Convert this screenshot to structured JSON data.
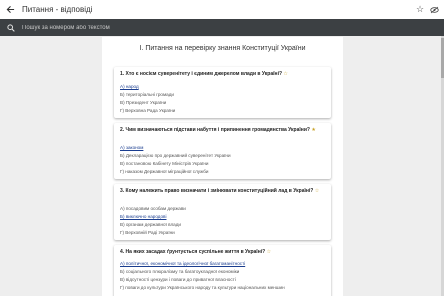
{
  "appbar": {
    "title": "Питання - відповіді",
    "back_icon": "arrow-left-icon",
    "star_icon": "star-outline-icon",
    "eye_icon": "eye-off-icon"
  },
  "search": {
    "placeholder": "Пошук за номером або текстом",
    "icon": "search-icon"
  },
  "section": {
    "title": "I. Питання на перевірку знання Конституції України"
  },
  "questions": [
    {
      "text": "1. Хто є носієм суверенітету і єдиним джерелом влади в Україні?",
      "star": "☆",
      "options": [
        "А) народ",
        "Б) територіальні громади",
        "В) Президент України",
        "Г) Верховна Рада України"
      ]
    },
    {
      "text": "2. Чим визначаються підстави набуття і припинення громадянства України?",
      "star": "★",
      "options": [
        "А) законом",
        "Б) Декларацією про державний суверенітет України",
        "В) постановою Кабінету Міністрів України",
        "Г) наказом Державної міграційної служби"
      ]
    },
    {
      "text": "3. Кому належить право визначати і змінювати конституційний лад в Україні?",
      "star": "☆",
      "options": [
        "А) посадовим особам держави",
        "Б) виключно народові",
        "В) органам державної влади",
        "Г) Верховній Раді України"
      ]
    },
    {
      "text": "4. На яких засадах ґрунтується суспільне життя в Україні?",
      "star": "☆",
      "options": [
        "А) політичної, економічної та ідеологічної багатоманітності",
        "Б) соціального плюралізму та багатоукладної економіки",
        "В) відсутності цензури і поваги до приватної власності",
        "Г) поваги до культури Українського народу та культури національних меншин"
      ]
    }
  ]
}
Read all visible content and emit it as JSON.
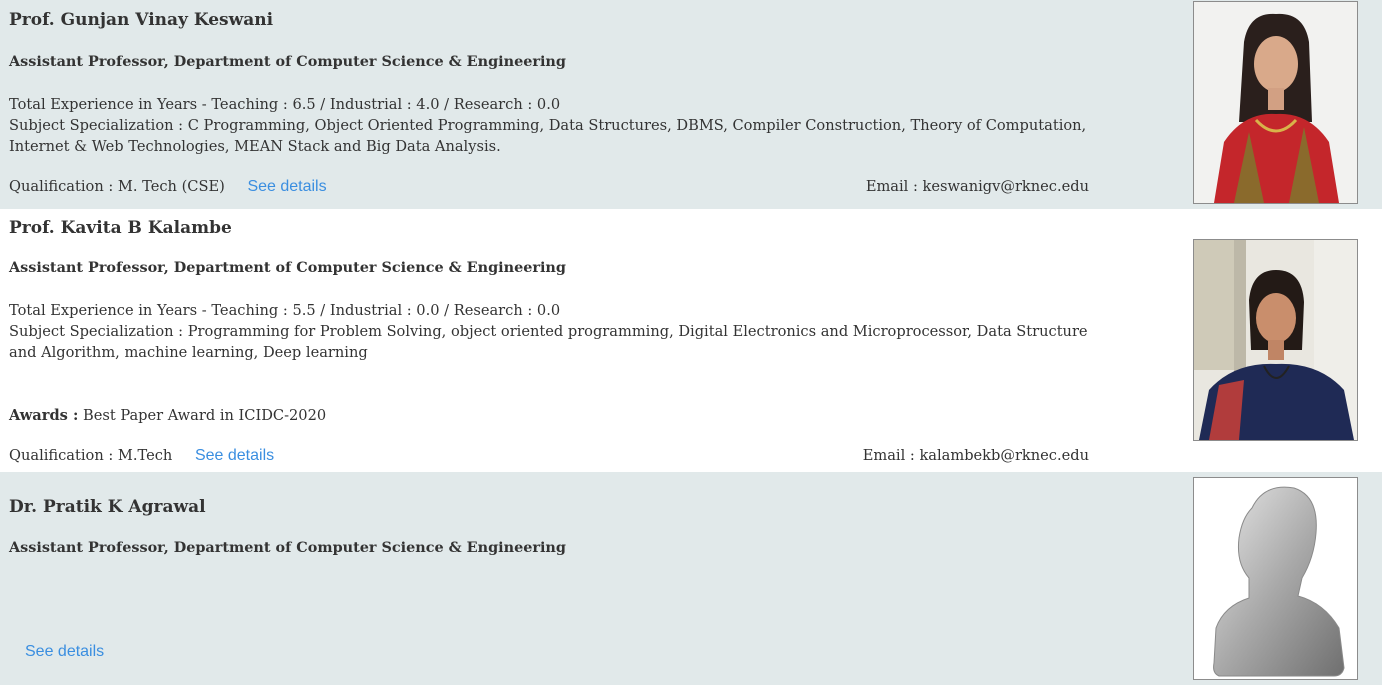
{
  "faculty": [
    {
      "name": "Prof. Gunjan Vinay Keswani",
      "role": "Assistant Professor, Department of Computer Science & Engineering",
      "experience": "Total Experience in Years - Teaching : 6.5 / Industrial : 4.0 / Research : 0.0",
      "specialization": "Subject Specialization : C Programming, Object Oriented Programming, Data Structures, DBMS, Compiler Construction, Theory of Computation, Internet & Web Technologies, MEAN Stack and Big Data Analysis.",
      "qualification": "Qualification : M. Tech (CSE)",
      "see_details": "See details",
      "email": "Email : keswanigv@rknec.edu"
    },
    {
      "name": "Prof. Kavita B Kalambe",
      "role": "Assistant Professor, Department of Computer Science & Engineering",
      "experience": "Total Experience in Years - Teaching : 5.5 / Industrial : 0.0 / Research : 0.0",
      "specialization": "Subject Specialization : Programming for Problem Solving, object oriented programming, Digital Electronics and Microprocessor, Data Structure and Algorithm, machine learning, Deep learning",
      "awards_label": "Awards :",
      "awards": "Best Paper Award in ICIDC-2020",
      "qualification": "Qualification : M.Tech",
      "see_details": "See details",
      "email": "Email : kalambekb@rknec.edu"
    },
    {
      "name": "Dr. Pratik K Agrawal",
      "role": "Assistant Professor, Department of Computer Science & Engineering",
      "see_details": "See details"
    }
  ],
  "icons": {
    "photo1": "faculty-photo",
    "photo2": "faculty-photo",
    "photo3": "default-avatar-icon"
  }
}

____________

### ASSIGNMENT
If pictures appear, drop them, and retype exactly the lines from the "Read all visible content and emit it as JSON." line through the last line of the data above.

### SOLUTION FOR THIS PROBLEM
Read all visible content and emit it as JSON.
{
  "faculty": [
    {
      "name": "Prof. Gunjan Vinay Keswani",
      "role": "Assistant Professor, Department of Computer Science & Engineering",
      "experience": "Total Experience in Years - Teaching : 6.5 / Industrial : 4.0 / Research : 0.0",
      "specialization": "Subject Specialization : C Programming, Object Oriented Programming, Data Structures, DBMS, Compiler Construction, Theory of Computation, Internet & Web Technologies, MEAN Stack and Big Data Analysis.",
      "qualification": "Qualification : M. Tech (CSE)",
      "see_details": "See details",
      "email": "Email : keswanigv@rknec.edu"
    },
    {
      "name": "Prof. Kavita B Kalambe",
      "role": "Assistant Professor, Department of Computer Science & Engineering",
      "experience": "Total Experience in Years - Teaching : 5.5 / Industrial : 0.0 / Research : 0.0",
      "specialization": "Subject Specialization : Programming for Problem Solving, object oriented programming, Digital Electronics and Microprocessor, Data Structure and Algorithm, machine learning, Deep learning",
      "awards_label": "Awards :",
      "awards": "Best Paper Award in ICIDC-2020",
      "qualification": "Qualification : M.Tech",
      "see_details": "See details",
      "email": "Email : kalambekb@rknec.edu"
    },
    {
      "name": "Dr. Pratik K Agrawal",
      "role": "Assistant Professor, Department of Computer Science & Engineering",
      "see_details": "See details"
    }
  ],
  "icons": {
    "photo1": "faculty-photo",
    "photo2": "faculty-photo",
    "photo3": "default-avatar-icon"
  }
}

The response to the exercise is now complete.